We can put yours mind at rest. Based on the code we’ve had in our hands for a few weeks now, the answer is remarkably straightforward. Similar to its Decima Engine stablemate, Horizon Zero Dawn, the Kojima Productions debut offers a remarkable level of parity between base and enhanced consoles. The main factor of differentiation is indeed the native rendering resolution. There are few surprises here: Death Stranding operates at 1080p on the vanilla PS4, rising to a checkerboarded 2160p on the Pro.
Everything else about the game’s visual make-up is a lock between both systems, meaning that the entire Death Stranding experience is effectively feature-complete on vanilla hardware. Or to put it another way: everything we enjoyed about the game in our initial coverage applies equally across the PlayStation 4 family of consoles – and that extends to performance as well, where the latest patch 1.04 actually serves to improve the minor frame-rate dips we saw on the Pro during initial testing.

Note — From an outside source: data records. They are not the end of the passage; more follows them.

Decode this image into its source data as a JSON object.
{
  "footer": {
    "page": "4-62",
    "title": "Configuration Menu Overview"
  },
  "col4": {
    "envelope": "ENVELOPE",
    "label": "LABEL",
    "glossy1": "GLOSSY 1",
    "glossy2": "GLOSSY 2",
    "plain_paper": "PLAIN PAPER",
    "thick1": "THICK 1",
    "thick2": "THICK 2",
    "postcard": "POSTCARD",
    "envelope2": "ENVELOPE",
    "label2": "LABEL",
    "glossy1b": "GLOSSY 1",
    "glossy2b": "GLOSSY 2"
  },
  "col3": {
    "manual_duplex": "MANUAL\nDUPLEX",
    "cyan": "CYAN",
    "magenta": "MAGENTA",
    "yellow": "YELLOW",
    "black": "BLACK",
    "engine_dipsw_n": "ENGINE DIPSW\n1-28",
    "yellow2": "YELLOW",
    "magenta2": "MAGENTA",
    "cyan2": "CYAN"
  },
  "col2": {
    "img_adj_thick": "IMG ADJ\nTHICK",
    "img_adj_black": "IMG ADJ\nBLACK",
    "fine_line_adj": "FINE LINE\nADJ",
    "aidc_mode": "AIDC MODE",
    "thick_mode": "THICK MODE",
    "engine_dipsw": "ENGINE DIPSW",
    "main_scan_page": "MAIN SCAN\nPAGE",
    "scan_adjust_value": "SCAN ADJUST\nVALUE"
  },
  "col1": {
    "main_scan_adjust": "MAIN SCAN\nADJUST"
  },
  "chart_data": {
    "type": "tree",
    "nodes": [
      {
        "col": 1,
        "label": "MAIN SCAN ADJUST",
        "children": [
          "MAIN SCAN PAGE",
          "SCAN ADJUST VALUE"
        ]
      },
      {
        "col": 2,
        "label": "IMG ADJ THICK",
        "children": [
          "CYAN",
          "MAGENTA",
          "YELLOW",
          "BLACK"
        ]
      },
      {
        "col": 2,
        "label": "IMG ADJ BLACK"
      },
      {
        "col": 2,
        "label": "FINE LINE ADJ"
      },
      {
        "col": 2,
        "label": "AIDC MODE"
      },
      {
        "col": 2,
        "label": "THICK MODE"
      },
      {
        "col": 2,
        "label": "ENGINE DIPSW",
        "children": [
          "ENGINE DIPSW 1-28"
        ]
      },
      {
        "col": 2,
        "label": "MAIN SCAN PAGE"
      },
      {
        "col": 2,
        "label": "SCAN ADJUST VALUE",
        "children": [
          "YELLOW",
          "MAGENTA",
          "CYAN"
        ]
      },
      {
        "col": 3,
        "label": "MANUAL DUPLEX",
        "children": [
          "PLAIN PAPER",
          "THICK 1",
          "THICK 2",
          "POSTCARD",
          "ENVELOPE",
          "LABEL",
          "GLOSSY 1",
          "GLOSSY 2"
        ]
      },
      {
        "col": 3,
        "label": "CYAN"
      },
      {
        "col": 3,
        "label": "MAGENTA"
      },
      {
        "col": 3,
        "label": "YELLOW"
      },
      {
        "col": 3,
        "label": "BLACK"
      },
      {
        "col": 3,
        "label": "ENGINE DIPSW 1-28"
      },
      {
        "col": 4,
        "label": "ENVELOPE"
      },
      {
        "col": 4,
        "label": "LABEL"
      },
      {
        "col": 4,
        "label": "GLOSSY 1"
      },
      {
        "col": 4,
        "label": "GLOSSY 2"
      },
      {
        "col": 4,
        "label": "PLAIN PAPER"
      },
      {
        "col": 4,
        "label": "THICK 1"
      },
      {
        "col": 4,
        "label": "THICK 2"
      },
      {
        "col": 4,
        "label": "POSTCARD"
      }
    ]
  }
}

By and large, both versions of the game run at 30 frames per second and where there are some dips, they seem to play out in much the same way. In fact, in very, very limited scenes, you may even see the standard PS4 marginally outperform the Pro.